Start of INFORMATION PROVIDED
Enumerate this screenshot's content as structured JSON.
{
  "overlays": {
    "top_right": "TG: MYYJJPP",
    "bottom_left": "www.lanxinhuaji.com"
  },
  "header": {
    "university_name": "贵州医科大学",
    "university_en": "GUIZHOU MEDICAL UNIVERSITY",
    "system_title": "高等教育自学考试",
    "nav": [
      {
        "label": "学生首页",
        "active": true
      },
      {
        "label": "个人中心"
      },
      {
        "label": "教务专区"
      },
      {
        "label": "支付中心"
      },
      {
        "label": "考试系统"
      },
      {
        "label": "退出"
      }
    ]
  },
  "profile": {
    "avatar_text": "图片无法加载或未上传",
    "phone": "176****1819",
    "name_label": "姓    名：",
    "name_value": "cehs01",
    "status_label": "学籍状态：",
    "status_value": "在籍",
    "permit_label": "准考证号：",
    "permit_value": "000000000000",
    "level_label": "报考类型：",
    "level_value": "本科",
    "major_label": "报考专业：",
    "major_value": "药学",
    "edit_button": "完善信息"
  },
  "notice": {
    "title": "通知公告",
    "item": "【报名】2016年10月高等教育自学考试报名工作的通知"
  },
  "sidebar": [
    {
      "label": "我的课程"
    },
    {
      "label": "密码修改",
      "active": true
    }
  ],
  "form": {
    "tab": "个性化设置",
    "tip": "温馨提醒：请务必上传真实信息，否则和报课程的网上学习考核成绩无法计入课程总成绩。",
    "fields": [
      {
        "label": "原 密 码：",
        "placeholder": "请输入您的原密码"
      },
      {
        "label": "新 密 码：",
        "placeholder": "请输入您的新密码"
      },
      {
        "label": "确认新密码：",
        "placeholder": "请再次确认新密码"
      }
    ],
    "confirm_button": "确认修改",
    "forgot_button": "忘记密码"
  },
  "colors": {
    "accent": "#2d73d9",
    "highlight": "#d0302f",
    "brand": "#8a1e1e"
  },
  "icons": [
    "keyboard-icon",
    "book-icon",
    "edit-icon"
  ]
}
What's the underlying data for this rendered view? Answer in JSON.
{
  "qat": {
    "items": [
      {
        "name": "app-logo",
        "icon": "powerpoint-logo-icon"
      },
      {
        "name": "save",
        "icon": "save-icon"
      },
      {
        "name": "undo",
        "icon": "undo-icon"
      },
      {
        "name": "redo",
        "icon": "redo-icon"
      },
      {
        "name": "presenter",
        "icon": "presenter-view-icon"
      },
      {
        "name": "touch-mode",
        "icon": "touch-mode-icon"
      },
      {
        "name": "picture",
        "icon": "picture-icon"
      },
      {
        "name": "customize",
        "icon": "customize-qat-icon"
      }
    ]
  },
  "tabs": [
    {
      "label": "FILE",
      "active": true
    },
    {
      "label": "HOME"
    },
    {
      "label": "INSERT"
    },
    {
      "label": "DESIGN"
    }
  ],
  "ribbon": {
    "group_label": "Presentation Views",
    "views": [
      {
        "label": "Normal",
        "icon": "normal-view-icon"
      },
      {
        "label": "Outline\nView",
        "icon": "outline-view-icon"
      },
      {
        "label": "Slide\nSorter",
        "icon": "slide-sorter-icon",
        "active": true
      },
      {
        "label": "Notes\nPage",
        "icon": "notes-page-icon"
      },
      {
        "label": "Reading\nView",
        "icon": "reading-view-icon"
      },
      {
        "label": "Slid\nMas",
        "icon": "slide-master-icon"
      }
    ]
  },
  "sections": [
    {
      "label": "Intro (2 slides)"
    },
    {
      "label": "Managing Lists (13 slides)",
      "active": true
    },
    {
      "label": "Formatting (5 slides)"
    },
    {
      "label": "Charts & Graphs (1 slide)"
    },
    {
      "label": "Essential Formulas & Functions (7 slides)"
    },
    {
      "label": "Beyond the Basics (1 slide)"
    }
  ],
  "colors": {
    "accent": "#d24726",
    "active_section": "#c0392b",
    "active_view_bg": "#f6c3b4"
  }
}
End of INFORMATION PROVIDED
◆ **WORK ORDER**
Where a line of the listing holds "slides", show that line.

◆ **EXERCISE SOLUTION**
      "label": "Intro (2 slides)"
      "label": "Managing Lists (13 slides)",
      "label": "Formatting (5 slides)"
      "label": "Essential Formulas & Functions (7 slides)"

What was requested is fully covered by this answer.